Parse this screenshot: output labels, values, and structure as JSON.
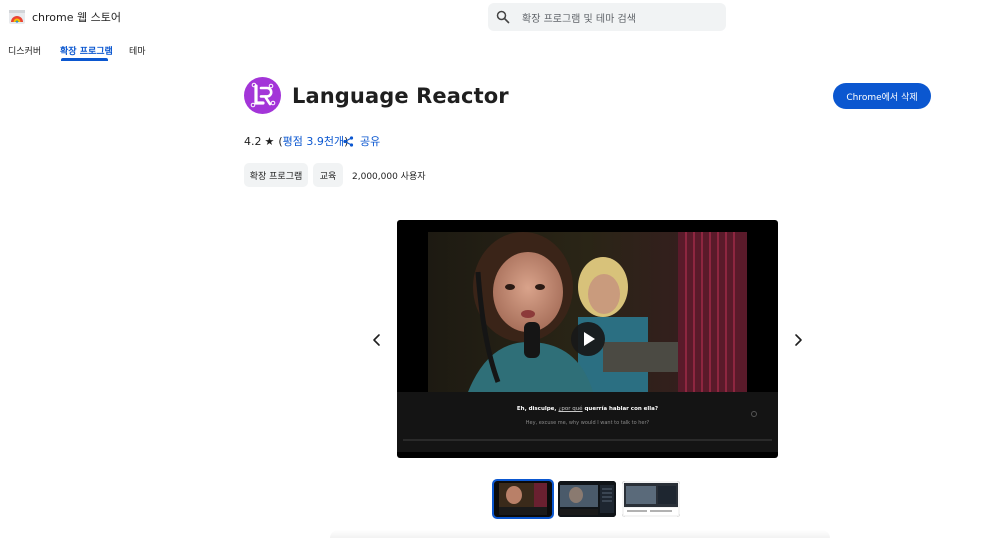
{
  "store": {
    "name": "chrome 웹 스토어",
    "search_placeholder": "확장 프로그램 및 테마 검색"
  },
  "nav": {
    "tabs": [
      {
        "label": "디스커버",
        "active": false
      },
      {
        "label": "확장 프로그램",
        "active": true
      },
      {
        "label": "테마",
        "active": false
      }
    ]
  },
  "extension": {
    "title": "Language Reactor",
    "install_label": "Chrome에서 삭제",
    "rating": "4.2",
    "star_icon": "★",
    "rating_link": "평점 3.9천개",
    "paren_open": "(",
    "paren_close": ")",
    "share_label": "공유",
    "chips": [
      "확장 프로그램",
      "교육"
    ],
    "users": "2,000,000 사용자"
  },
  "media": {
    "subtitle_es_prefix": "Eh, disculpe,",
    "subtitle_es_mid": "¿por qué",
    "subtitle_es_bold": "querría hablar con ella?",
    "subtitle_en": "Hey, excuse me, why would I want to talk to her?",
    "thumbnail_count": 3
  },
  "colors": {
    "accent": "#0b57d0",
    "icon_bg": "#a335d8",
    "chip_bg": "#f1f3f4"
  }
}
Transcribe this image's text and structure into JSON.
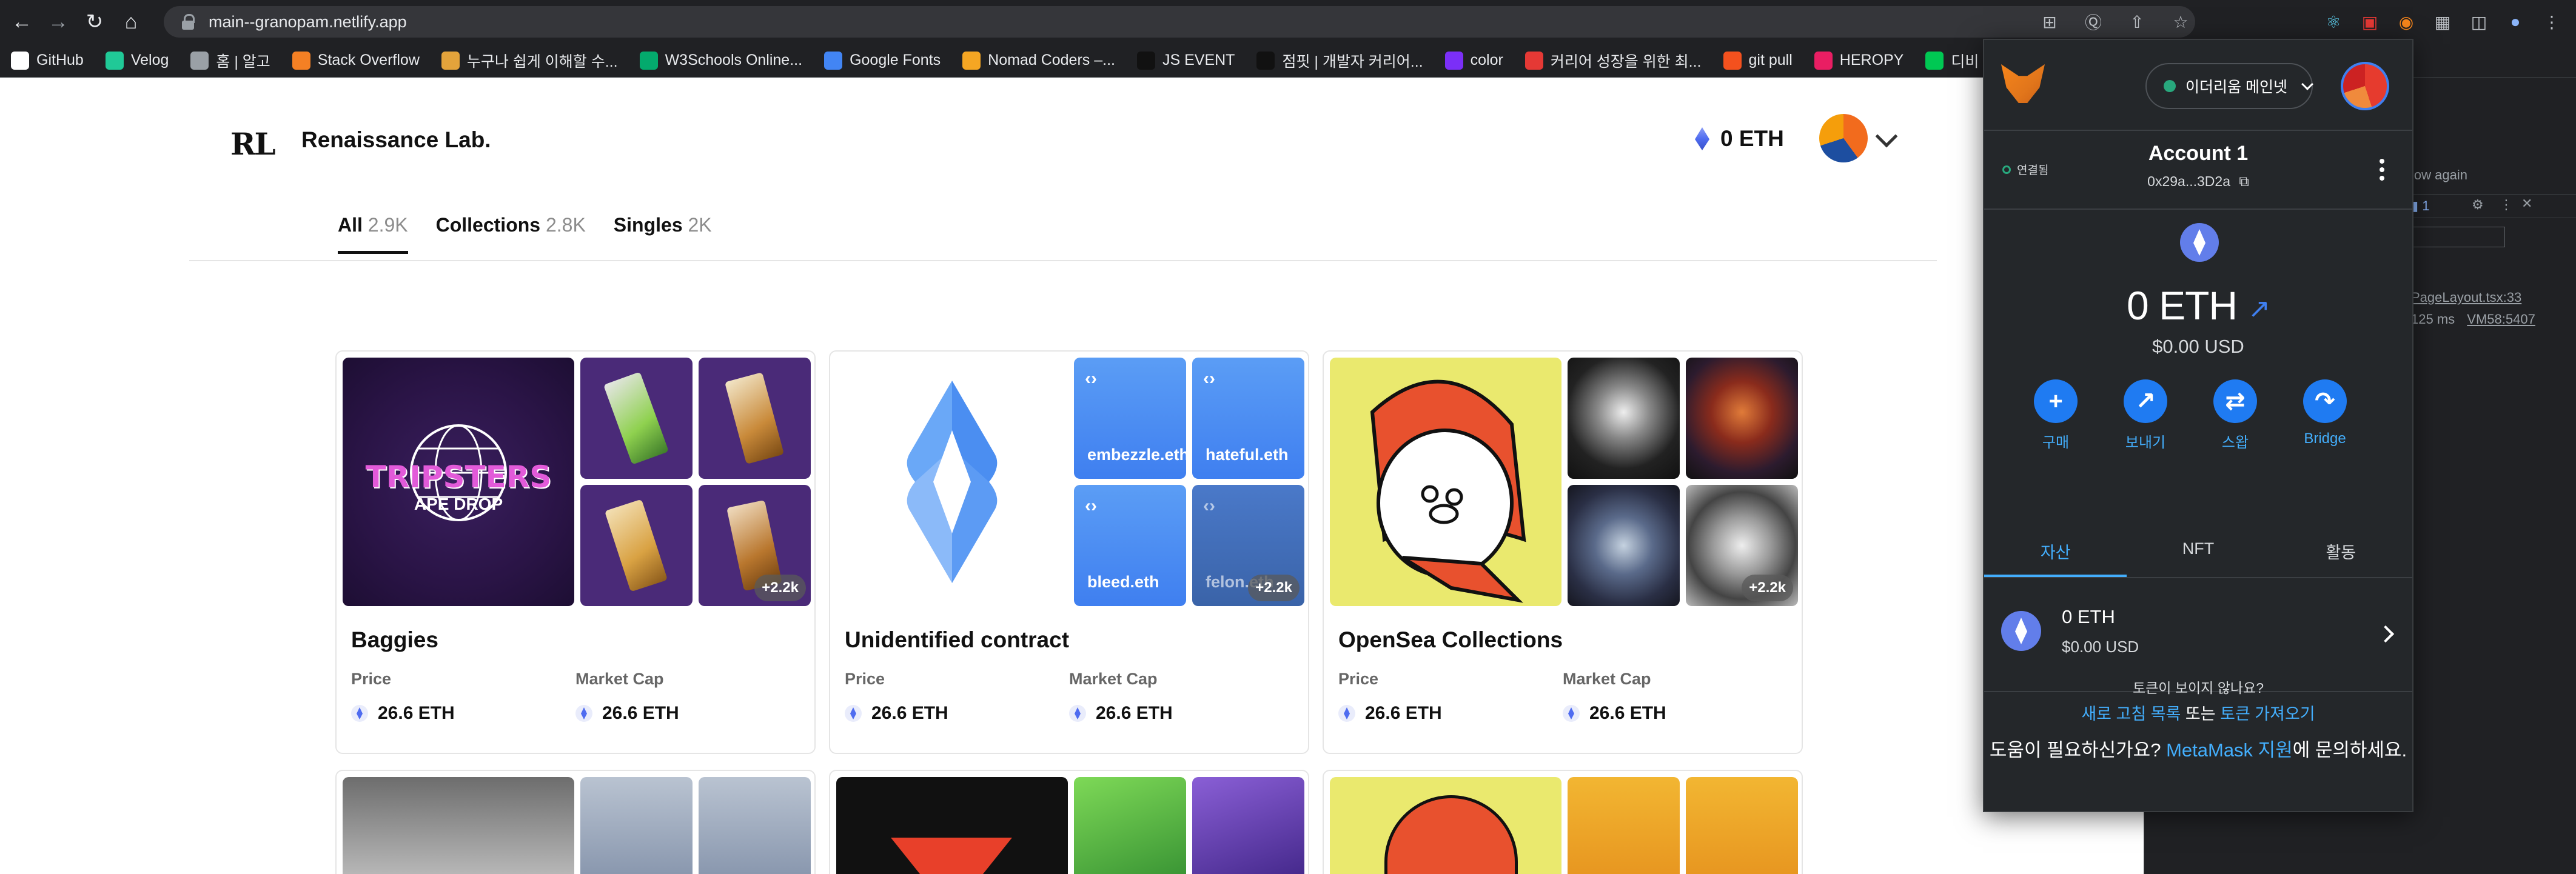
{
  "browser": {
    "url": "main--granopam.netlify.app",
    "bookmarks": [
      {
        "label": "GitHub",
        "color": "#ffffff"
      },
      {
        "label": "Velog",
        "color": "#20c997"
      },
      {
        "label": "홈 | 알고",
        "color": "#9aa0a6"
      },
      {
        "label": "Stack Overflow",
        "color": "#f48024"
      },
      {
        "label": "누구나 쉽게 이해할 수...",
        "color": "#e3a33b"
      },
      {
        "label": "W3Schools Online...",
        "color": "#04aa6d"
      },
      {
        "label": "Google Fonts",
        "color": "#4285f4"
      },
      {
        "label": "Nomad Coders –...",
        "color": "#f5a623"
      },
      {
        "label": "JS EVENT",
        "color": "#111111"
      },
      {
        "label": "점핏 | 개발자 커리어...",
        "color": "#111111"
      },
      {
        "label": "color",
        "color": "#7b2ff7"
      },
      {
        "label": "커리어 성장을 위한 최...",
        "color": "#e53935"
      },
      {
        "label": "git pull",
        "color": "#f4511e"
      },
      {
        "label": "HEROPY",
        "color": "#e91e63"
      },
      {
        "label": "디비",
        "color": "#00c853"
      }
    ]
  },
  "site": {
    "logo_mark": "RL",
    "brand": "Renaissance Lab.",
    "wallet_balance": "0 ETH",
    "tabs": [
      {
        "label": "All",
        "count": "2.9K"
      },
      {
        "label": "Collections",
        "count": "2.8K"
      },
      {
        "label": "Singles",
        "count": "2K"
      }
    ],
    "cards": [
      {
        "name": "Baggies",
        "big_text": "TRIPSTERS",
        "big_sub": "APE DROP",
        "more": "+2.2k",
        "price_label": "Price",
        "price": "26.6 ETH",
        "cap_label": "Market Cap",
        "cap": "26.6 ETH"
      },
      {
        "name": "Unidentified contract",
        "more": "+2.2k",
        "ens": [
          "embezzle.eth",
          "hateful.eth",
          "bleed.eth",
          "felon.eth"
        ],
        "price_label": "Price",
        "price": "26.6 ETH",
        "cap_label": "Market Cap",
        "cap": "26.6 ETH"
      },
      {
        "name": "OpenSea Collections",
        "more": "+2.2k",
        "price_label": "Price",
        "price": "26.6 ETH",
        "cap_label": "Market Cap",
        "cap": "26.6 ETH"
      }
    ]
  },
  "devtools": {
    "line1": "low again",
    "issues": "1",
    "file_link": "PageLayout.tsx:33",
    "timing": "125 ms",
    "vm_link": "VM58:5407"
  },
  "metamask": {
    "network": "이더리움 메인넷",
    "connected": "연결됨",
    "account_name": "Account 1",
    "address": "0x29a...3D2a",
    "balance": "0 ETH",
    "usd": "$0.00 USD",
    "actions": [
      {
        "label": "구매",
        "icon": "plus-icon"
      },
      {
        "label": "보내기",
        "icon": "send-arrow-icon"
      },
      {
        "label": "스왑",
        "icon": "swap-arrows-icon"
      },
      {
        "label": "Bridge",
        "icon": "bridge-icon"
      }
    ],
    "tabs": [
      "자산",
      "NFT",
      "활동"
    ],
    "asset": {
      "amount": "0 ETH",
      "usd": "$0.00 USD"
    },
    "missing_question": "토큰이 보이지 않나요?",
    "refresh_link": "새로 고침 목록",
    "or_text": "또는",
    "import_link": "토큰 가져오기",
    "help_prefix": "도움이 필요하신가요?",
    "help_link": "MetaMask 지원",
    "help_suffix": "에 문의하세요."
  }
}
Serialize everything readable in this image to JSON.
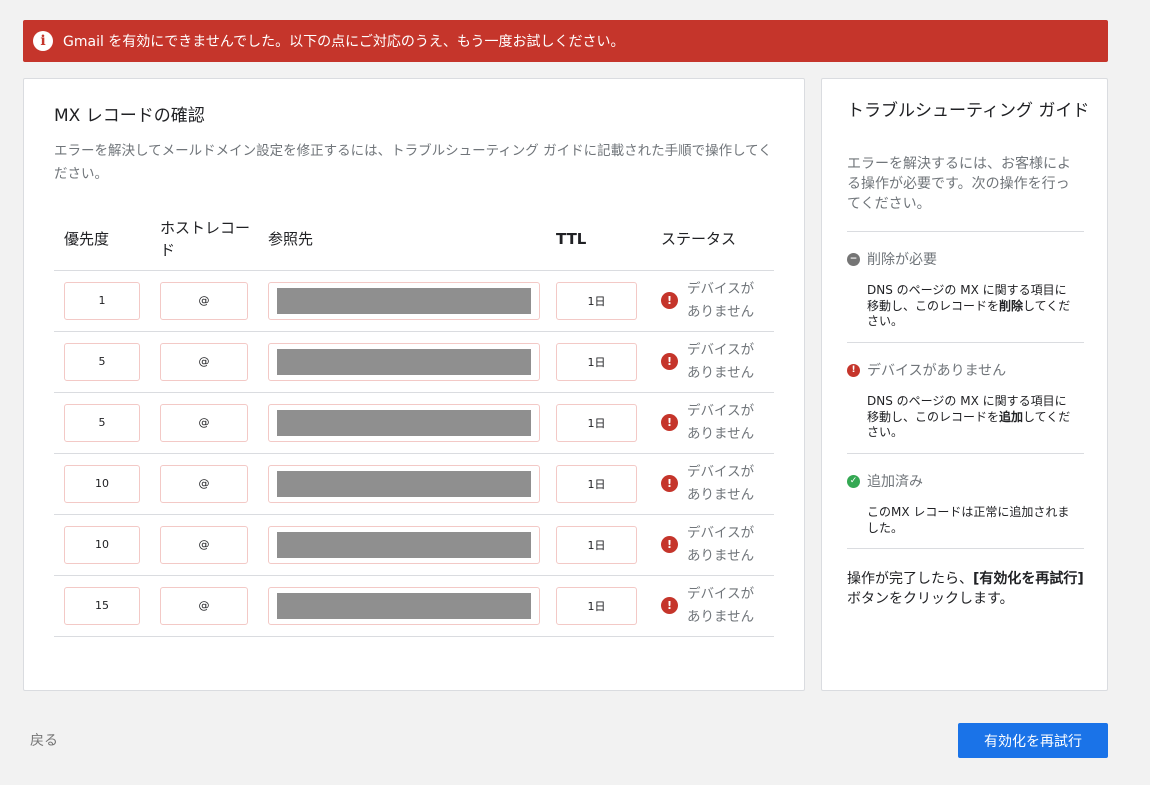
{
  "banner": {
    "icon": "info-icon",
    "message": "Gmail を有効にできませんでした。以下の点にご対応のうえ、もう一度お試しください。"
  },
  "main": {
    "title": "MX レコードの確認",
    "description": "エラーを解決してメールドメイン設定を修正するには、トラブルシューティング ガイドに記載された手順で操作してください。",
    "columns": [
      "優先度",
      "ホストレコード",
      "参照先",
      "TTL",
      "ステータス"
    ],
    "rows": [
      {
        "priority": "1",
        "host": "@",
        "ttl": "1日",
        "status": "デバイスがありません"
      },
      {
        "priority": "5",
        "host": "@",
        "ttl": "1日",
        "status": "デバイスがありません"
      },
      {
        "priority": "5",
        "host": "@",
        "ttl": "1日",
        "status": "デバイスがありません"
      },
      {
        "priority": "10",
        "host": "@",
        "ttl": "1日",
        "status": "デバイスがありません"
      },
      {
        "priority": "10",
        "host": "@",
        "ttl": "1日",
        "status": "デバイスがありません"
      },
      {
        "priority": "15",
        "host": "@",
        "ttl": "1日",
        "status": "デバイスがありません"
      }
    ]
  },
  "guide": {
    "title": "トラブルシューティング ガイド",
    "description": "エラーを解決するには、お客様による操作が必要です。次の操作を行ってください。",
    "items": [
      {
        "icon": "minus-circle-icon",
        "heading": "削除が必要",
        "body_pre": "DNS のページの MX に関する項目に移動し、このレコードを",
        "body_bold": "削除",
        "body_post": "してください。"
      },
      {
        "icon": "error-icon",
        "heading": "デバイスがありません",
        "body_pre": "DNS のページの MX に関する項目に移動し、このレコードを",
        "body_bold": "追加",
        "body_post": "してください。"
      },
      {
        "icon": "check-circle-icon",
        "heading": "追加済み",
        "body_pre": "このMX レコードは正常に追加されました。",
        "body_bold": "",
        "body_post": ""
      }
    ],
    "footer_pre": "操作が完了したら、",
    "footer_bold": "[有効化を再試行]",
    "footer_post": " ボタンをクリックします。"
  },
  "footer": {
    "back_label": "戻る",
    "retry_label": "有効化を再試行"
  },
  "colors": {
    "error": "#c5352b",
    "primary": "#1a73e8",
    "success": "#34a853"
  }
}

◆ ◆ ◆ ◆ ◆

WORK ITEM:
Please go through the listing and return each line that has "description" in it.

FINISHED TASK:
    "description": "エラーを解決してメールドメイン設定を修正するには、トラブルシューティング ガイドに記載された手順で操作してください。",
    "description": "エラーを解決するには、お客様による操作が必要です。次の操作を行ってください。",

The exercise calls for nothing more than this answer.